Employee or Independent Contractor?
Business owners hire people all the time. Depending on their status as an employee or independent contractor, however, the law treats them differently, affecting all facets of the relationship, including wages, taxes, etc. Employers who misclassify workers as independent contracts can end up with substantial tax bills and face penalties for failing to pay employment taxes and for failing to file required tax forms, so it is important that business owners understand the difference between employees and independent contractors.
In this multi-post blog series, we will look at two recent California cases involving Uber and Lyft, two of the most highly valued tech companies, on whether their drivers are employees, as opposed to independent contractors, under California law. We will start with Berwick v. Uber in our next post.
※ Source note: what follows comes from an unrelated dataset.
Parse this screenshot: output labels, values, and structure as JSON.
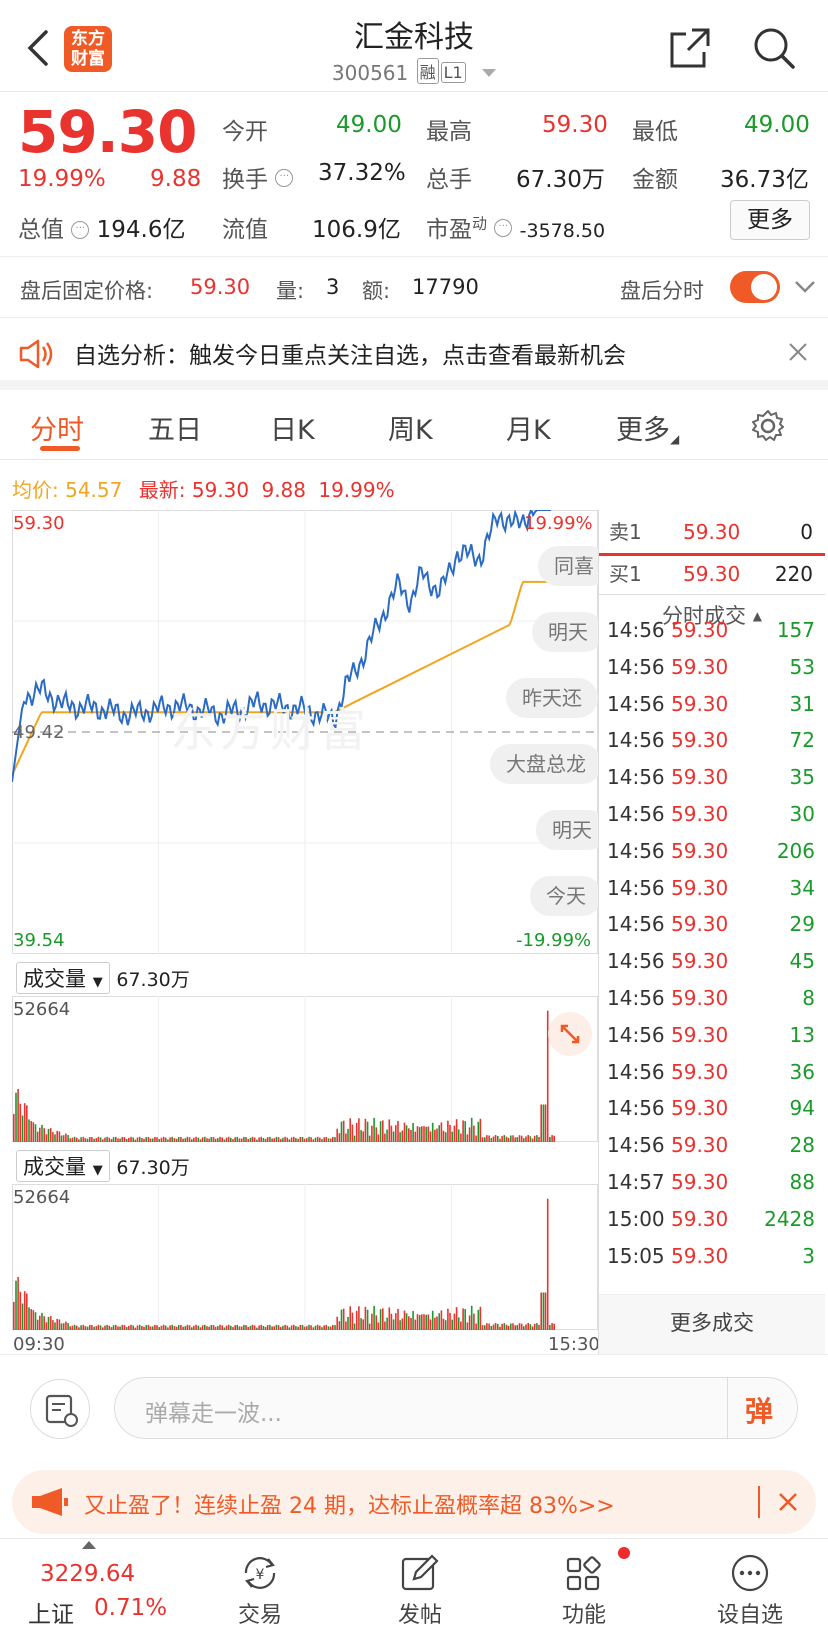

This posting is intended to be a planning tool to familiarize readers with some of the high-level issues discussed herein. This is not meant to be a comprehensive discussion and additional details should be discussed with your transaction planners including attorneys, accountants, consultants, bankers and other business planners who can provide advice for your circumstances. This article should not be treated as legal advice to any person or entity.
Steps have been taken to verify the contents of this article prior to publication. However, readers should not, and may not, rely on this article. Please consult with counsel to verify all contents and do not rely solely on this article in planning your legal transactions.
About the Author
Shawn McBride – R. Shawn McBride is the Managing Member of The R. Shawn McBride Law Office, P.L.L.C. which helps clients in legal issues related to starting companies, joint ventures, raising capital from and negotiating with investors and outside General Counsel functions. Shawn can be contacted at: 407-517-0064; [email protected].
 IRS, Employee vs. Independent Contractor—Seven Tips for Business Owners (IRS Summertime Tax Tip 2010-20,
 While this series focuses on the particular cases in California, the employee/independent contractor principles will be generally applicable in other states, though the law and the conclusion that another state reaches may be different.
See generally Berwick v. Uber Tech., Inc., CGC-15-546378 (State Case No. 11-46739 EK) (Sup. Ct. Cal., June 3, 2015) (proceeding before the Labor Comm’r of the State of Cal.).